Try to name check their clients, express an interest in their founders, and if they’ve won an industry award congratulate them on this – all this knowledge will add personality to your interview and make it memorable.


2 – Tailor your CV

Your CV is the first look at your professional skills and creative experience that an employer gets, so make sure it’s a good one.

Start your CV with a punchy personal summary that both grabs their attention and clearly says what you’re looking for. Try to present your experience in a way that tells the story you want it to – so that writing for your student newspaper, getting involved with event planning and working in a shop all show you have the skills necessary to succeed in PR.

Even the skills you think may be unrelated to PR can be relevant. For example, working in retail demonstrates your ability to communicate with a variety of people and demonstrate a basic awareness of business.


3 – Keep up with social media

Social media is crucial to modern PR and so making sure you stay up to date with your own online channels will help you keep an eye on job opportunities and help recruiters keep an eye on you.

As a free and wide-reaching tool for getting in contact with prospective employees, PR companies will use Twitter as a way to reach job-hunting graduates, so follow their tweets for updates.

Be sure to keep your LinkedIn profile as up-to-date and interesting as possible, that way recruiters can easily see your skills and get in contact with work opportunities.

HR insight: recruitment fees mean PR companies are eager to contact candidates directly, so having a stand-out social media presence (LinkedIn, Twitter, WordPress) allows your skill-set to reach a much wider audience in the way that you want it to.

PHA People tweet

Check out The PHA Group’s twitter feed for live updates on recruitment and agency news.


4 – Be enthusiastic at interview

This might sound like an obvious one but it’s surprising just how far genuine enthusiasm can go in a competitive sector such as PR.

It’s refreshing for a company to meet a candidate who is eager to get stuck in and has the enthusiasm to get this attitude across at interview.

Make sure you convey a passion for the industry and a willingness to learn in the areas you are less familiar with. It’s important to emphasise that whilst you aren’t a PR expert, you have the drive to become one, and it’s this positive approach that will stand out.

So be enthusiastic about the agency, the role, the far-reaching influence of PR, and show your ability to work through the challenges that a role in PR can throw at you.


5 – Take the internship and keep in contact

If a graduate job in PR seems too daunting or out of reach, do not fear. Internships and work experience are the perfect PR taster, and whilst unpaid placements can seem unfeasible in a costly city like London, they are a great way to build up your experience and get some great names on your CV while you’re still a student.

Most PR companies will offer some kind of internship and these will vary in their content. The best PR internships out there will get you writing press releases, contributing in client brainstorms and speaking to journalists, so there’s plenty to be learnt and to add to the CV.

We here at The PHA Group champion our interns and make sure we give them as much insight as possible into PR.

But don’t despair if an internship doesn’t immediately lead to a permanent position. Employers will always appreciate a variety of experience with different PR companies.

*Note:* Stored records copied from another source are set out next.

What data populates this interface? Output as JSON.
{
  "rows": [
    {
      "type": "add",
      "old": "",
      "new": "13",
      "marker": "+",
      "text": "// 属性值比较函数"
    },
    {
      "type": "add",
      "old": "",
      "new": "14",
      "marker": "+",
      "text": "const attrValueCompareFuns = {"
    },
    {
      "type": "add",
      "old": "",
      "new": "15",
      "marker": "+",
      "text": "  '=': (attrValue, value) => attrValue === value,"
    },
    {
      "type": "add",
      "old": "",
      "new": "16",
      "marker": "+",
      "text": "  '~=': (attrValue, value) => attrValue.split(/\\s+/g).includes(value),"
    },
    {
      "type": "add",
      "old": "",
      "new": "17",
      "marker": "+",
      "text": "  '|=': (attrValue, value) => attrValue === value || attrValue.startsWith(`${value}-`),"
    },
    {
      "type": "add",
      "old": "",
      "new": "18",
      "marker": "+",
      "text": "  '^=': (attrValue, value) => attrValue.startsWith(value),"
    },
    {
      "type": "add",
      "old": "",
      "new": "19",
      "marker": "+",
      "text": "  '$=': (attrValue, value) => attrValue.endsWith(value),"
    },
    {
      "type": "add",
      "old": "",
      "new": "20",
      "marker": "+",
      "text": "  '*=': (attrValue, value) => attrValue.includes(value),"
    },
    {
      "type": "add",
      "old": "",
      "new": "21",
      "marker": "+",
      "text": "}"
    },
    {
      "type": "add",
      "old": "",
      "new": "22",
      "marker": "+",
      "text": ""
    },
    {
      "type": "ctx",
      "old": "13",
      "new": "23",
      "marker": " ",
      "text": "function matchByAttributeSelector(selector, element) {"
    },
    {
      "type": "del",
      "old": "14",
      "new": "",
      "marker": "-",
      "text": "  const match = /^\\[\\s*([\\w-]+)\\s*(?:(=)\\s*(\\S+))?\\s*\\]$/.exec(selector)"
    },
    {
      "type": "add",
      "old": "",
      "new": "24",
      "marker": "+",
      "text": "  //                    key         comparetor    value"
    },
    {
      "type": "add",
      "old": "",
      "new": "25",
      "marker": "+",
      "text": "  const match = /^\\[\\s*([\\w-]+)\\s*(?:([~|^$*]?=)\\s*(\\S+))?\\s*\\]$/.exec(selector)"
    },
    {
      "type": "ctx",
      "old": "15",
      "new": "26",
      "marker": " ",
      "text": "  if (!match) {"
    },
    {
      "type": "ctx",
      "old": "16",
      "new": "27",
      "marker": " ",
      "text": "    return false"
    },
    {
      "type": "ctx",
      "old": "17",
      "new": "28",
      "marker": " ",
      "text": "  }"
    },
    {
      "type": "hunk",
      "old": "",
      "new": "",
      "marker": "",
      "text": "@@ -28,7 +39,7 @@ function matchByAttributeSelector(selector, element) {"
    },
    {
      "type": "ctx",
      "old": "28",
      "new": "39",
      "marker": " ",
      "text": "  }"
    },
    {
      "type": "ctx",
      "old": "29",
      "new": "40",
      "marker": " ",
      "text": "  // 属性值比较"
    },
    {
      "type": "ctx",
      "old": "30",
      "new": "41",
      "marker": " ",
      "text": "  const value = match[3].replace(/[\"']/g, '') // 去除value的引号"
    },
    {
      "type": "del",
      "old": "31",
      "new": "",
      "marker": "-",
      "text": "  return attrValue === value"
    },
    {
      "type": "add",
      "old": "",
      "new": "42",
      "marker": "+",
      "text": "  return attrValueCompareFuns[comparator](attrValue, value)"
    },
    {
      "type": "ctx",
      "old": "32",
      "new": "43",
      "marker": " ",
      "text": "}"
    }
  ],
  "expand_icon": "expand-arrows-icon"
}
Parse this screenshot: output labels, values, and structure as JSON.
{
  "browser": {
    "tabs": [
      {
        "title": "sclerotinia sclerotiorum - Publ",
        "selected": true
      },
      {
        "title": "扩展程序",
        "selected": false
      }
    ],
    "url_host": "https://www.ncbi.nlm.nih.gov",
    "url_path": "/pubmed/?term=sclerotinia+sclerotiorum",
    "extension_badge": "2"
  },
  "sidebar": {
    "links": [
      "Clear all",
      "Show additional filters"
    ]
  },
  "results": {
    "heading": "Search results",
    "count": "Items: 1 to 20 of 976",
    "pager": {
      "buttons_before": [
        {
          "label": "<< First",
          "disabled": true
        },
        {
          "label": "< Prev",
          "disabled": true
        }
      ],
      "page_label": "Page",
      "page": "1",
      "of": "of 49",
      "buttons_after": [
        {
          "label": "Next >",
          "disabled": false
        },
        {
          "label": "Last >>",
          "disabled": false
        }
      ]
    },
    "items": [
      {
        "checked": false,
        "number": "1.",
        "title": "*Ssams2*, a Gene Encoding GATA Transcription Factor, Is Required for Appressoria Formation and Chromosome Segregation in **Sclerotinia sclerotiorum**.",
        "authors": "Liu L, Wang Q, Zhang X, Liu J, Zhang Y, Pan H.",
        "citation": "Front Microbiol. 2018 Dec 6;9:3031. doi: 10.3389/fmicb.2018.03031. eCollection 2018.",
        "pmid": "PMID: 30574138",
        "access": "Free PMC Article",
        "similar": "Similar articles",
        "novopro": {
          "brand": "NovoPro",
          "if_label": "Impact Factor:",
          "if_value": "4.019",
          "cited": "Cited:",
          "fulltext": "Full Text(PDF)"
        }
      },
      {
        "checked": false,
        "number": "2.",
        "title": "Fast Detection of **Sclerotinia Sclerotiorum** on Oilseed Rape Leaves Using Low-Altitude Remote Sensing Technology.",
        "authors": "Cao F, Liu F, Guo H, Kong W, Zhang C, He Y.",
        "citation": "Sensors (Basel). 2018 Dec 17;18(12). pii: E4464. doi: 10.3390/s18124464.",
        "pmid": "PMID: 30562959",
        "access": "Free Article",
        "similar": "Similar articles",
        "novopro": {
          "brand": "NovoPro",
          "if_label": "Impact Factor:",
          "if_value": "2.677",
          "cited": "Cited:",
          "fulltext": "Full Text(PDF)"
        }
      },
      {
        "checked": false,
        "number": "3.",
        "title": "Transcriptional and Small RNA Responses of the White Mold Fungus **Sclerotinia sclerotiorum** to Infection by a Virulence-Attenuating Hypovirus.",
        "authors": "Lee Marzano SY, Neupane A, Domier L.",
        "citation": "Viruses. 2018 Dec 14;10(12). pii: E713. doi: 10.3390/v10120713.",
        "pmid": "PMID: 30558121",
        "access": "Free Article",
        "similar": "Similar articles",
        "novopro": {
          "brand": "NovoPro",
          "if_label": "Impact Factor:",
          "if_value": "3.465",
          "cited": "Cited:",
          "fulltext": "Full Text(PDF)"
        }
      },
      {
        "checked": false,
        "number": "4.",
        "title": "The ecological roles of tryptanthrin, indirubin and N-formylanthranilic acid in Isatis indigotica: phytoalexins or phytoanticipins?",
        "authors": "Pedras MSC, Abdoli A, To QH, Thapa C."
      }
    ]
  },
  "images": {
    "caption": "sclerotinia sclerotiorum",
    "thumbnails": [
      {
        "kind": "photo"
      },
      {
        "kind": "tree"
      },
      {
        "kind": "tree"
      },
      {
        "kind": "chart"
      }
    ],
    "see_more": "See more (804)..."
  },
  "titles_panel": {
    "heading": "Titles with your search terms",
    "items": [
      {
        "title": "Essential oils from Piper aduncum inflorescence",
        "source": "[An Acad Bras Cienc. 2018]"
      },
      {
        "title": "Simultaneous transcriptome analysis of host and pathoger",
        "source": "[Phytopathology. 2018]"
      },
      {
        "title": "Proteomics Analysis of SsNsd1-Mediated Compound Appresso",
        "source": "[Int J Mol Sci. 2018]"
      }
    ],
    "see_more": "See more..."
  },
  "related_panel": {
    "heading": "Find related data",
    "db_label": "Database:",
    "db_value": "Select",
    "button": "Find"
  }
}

However, when your internship does finish make sure you leave the door open and stay in touch.

If you’ve made a positive impression, then why not remind them of your availability and most recent work experience by dropping them an email every now and then? That way there’s no reason why you won’t be at the front of their minds when they come to recruit for their next graduate role.

PHA social

Socialising and keeping in touch with your colleagues is a great way to network and keep your finger on the PR pulse.